Task inputs
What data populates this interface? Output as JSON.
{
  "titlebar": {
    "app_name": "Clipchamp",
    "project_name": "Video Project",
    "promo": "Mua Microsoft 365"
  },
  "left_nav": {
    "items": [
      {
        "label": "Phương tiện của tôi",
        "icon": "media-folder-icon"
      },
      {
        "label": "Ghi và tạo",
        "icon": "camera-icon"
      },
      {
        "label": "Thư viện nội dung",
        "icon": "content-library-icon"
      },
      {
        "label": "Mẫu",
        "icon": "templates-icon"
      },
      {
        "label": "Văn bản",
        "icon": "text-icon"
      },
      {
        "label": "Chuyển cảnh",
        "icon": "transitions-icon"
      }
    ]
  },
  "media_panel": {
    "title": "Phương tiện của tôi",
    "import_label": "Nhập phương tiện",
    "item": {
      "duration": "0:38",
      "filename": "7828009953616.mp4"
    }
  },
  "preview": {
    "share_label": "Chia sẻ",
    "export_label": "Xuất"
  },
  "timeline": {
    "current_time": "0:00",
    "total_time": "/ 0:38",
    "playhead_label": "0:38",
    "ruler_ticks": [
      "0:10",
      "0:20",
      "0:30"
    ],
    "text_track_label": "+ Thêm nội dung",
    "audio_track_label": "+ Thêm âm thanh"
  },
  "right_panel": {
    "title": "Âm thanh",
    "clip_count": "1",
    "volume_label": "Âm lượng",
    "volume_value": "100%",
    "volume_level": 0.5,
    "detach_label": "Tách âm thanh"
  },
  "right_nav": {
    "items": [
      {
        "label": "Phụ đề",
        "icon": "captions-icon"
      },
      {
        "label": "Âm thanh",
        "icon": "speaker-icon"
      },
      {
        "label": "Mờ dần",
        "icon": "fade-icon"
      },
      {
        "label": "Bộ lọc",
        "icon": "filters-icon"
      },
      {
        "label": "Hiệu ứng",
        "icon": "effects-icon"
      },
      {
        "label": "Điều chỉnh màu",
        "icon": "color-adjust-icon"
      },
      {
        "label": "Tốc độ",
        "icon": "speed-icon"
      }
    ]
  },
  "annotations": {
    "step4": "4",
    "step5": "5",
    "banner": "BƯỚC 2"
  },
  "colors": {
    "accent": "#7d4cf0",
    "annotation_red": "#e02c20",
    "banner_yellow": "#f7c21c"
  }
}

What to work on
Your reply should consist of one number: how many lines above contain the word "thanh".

Final answer
4